### Your instructions
Print a faithful copy of the data below, word for word, with the pictures left out.

### Available records
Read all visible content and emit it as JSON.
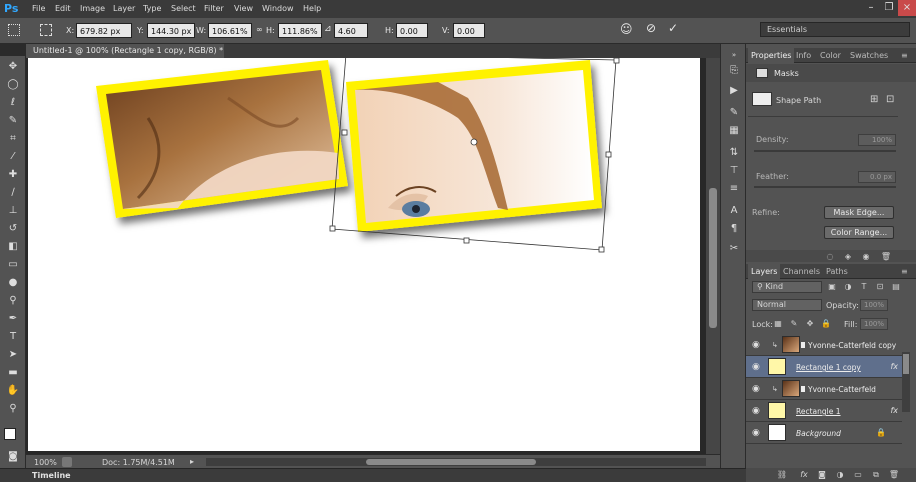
{
  "app": {
    "logo": "Ps"
  },
  "menu": [
    "File",
    "Edit",
    "Image",
    "Layer",
    "Type",
    "Select",
    "Filter",
    "View",
    "Window",
    "Help"
  ],
  "options": {
    "x_label": "X:",
    "x_value": "679.82 px",
    "y_label": "Y:",
    "y_value": "144.30 px",
    "w_label": "W:",
    "w_value": "106.61%",
    "h_label": "H:",
    "h_value": "111.86%",
    "angle_value": "4.60",
    "hskew_label": "H:",
    "hskew_value": "0.00",
    "vskew_label": "V:",
    "vskew_value": "0.00",
    "workspace": "Essentials"
  },
  "document": {
    "tab_title": "Untitled-1 @ 100% (Rectangle 1 copy, RGB/8) *",
    "close_glyph": "×"
  },
  "status": {
    "zoom": "100%",
    "doc": "Doc: 1.75M/4.51M"
  },
  "timeline": {
    "label": "Timeline"
  },
  "properties_panel": {
    "tabs": [
      "Properties",
      "Info",
      "Color",
      "Swatches"
    ],
    "section": "Masks",
    "shape_path": "Shape Path",
    "density_label": "Density:",
    "density_value": "100%",
    "feather_label": "Feather:",
    "feather_value": "0.0 px",
    "refine_label": "Refine:",
    "mask_edge_button": "Mask Edge...",
    "color_range_button": "Color Range..."
  },
  "layers_panel": {
    "tabs": [
      "Layers",
      "Channels",
      "Paths"
    ],
    "kind_filter": "Kind",
    "blend_mode": "Normal",
    "opacity_label": "Opacity:",
    "opacity_value": "100%",
    "lock_label": "Lock:",
    "fill_label": "Fill:",
    "fill_value": "100%",
    "fx_glyph": "fx",
    "layers": [
      {
        "name": "Yvonne-Catterfeld copy",
        "clipped": true,
        "selected": false,
        "fx": false,
        "underline": false
      },
      {
        "name": "Rectangle 1 copy",
        "clipped": false,
        "selected": true,
        "fx": true,
        "underline": true
      },
      {
        "name": "Yvonne-Catterfeld",
        "clipped": true,
        "selected": false,
        "fx": false,
        "underline": false
      },
      {
        "name": "Rectangle 1",
        "clipped": false,
        "selected": false,
        "fx": true,
        "underline": true
      },
      {
        "name": "Background",
        "clipped": false,
        "selected": false,
        "fx": false,
        "underline": false,
        "locked": true
      }
    ]
  },
  "colors": {
    "frame_yellow": "#fff200",
    "panel_gray": "#535353",
    "selected_layer": "#5f6f8c",
    "ps_blue": "#31a8ff"
  }
}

### Result of the exercise
Read all visible content and emit it as JSON.
{
  "app": {
    "logo": "Ps"
  },
  "menu": [
    "File",
    "Edit",
    "Image",
    "Layer",
    "Type",
    "Select",
    "Filter",
    "View",
    "Window",
    "Help"
  ],
  "options": {
    "x_label": "X:",
    "x_value": "679.82 px",
    "y_label": "Y:",
    "y_value": "144.30 px",
    "w_label": "W:",
    "w_value": "106.61%",
    "h_label": "H:",
    "h_value": "111.86%",
    "angle_value": "4.60",
    "hskew_label": "H:",
    "hskew_value": "0.00",
    "vskew_label": "V:",
    "vskew_value": "0.00",
    "workspace": "Essentials"
  },
  "document": {
    "tab_title": "Untitled-1 @ 100% (Rectangle 1 copy, RGB/8) *",
    "close_glyph": "×"
  },
  "status": {
    "zoom": "100%",
    "doc": "Doc: 1.75M/4.51M"
  },
  "timeline": {
    "label": "Timeline"
  },
  "properties_panel": {
    "tabs": [
      "Properties",
      "Info",
      "Color",
      "Swatches"
    ],
    "section": "Masks",
    "shape_path": "Shape Path",
    "density_label": "Density:",
    "density_value": "100%",
    "feather_label": "Feather:",
    "feather_value": "0.0 px",
    "refine_label": "Refine:",
    "mask_edge_button": "Mask Edge...",
    "color_range_button": "Color Range..."
  },
  "layers_panel": {
    "tabs": [
      "Layers",
      "Channels",
      "Paths"
    ],
    "kind_filter": "Kind",
    "blend_mode": "Normal",
    "opacity_label": "Opacity:",
    "opacity_value": "100%",
    "lock_label": "Lock:",
    "fill_label": "Fill:",
    "fill_value": "100%",
    "fx_glyph": "fx",
    "layers": [
      {
        "name": "Yvonne-Catterfeld copy",
        "clipped": true,
        "selected": false,
        "fx": false,
        "underline": false
      },
      {
        "name": "Rectangle 1 copy",
        "clipped": false,
        "selected": true,
        "fx": true,
        "underline": true
      },
      {
        "name": "Yvonne-Catterfeld",
        "clipped": true,
        "selected": false,
        "fx": false,
        "underline": false
      },
      {
        "name": "Rectangle 1",
        "clipped": false,
        "selected": false,
        "fx": true,
        "underline": true
      },
      {
        "name": "Background",
        "clipped": false,
        "selected": false,
        "fx": false,
        "underline": false,
        "locked": true
      }
    ]
  },
  "colors": {
    "frame_yellow": "#fff200",
    "panel_gray": "#535353",
    "selected_layer": "#5f6f8c",
    "ps_blue": "#31a8ff"
  }
}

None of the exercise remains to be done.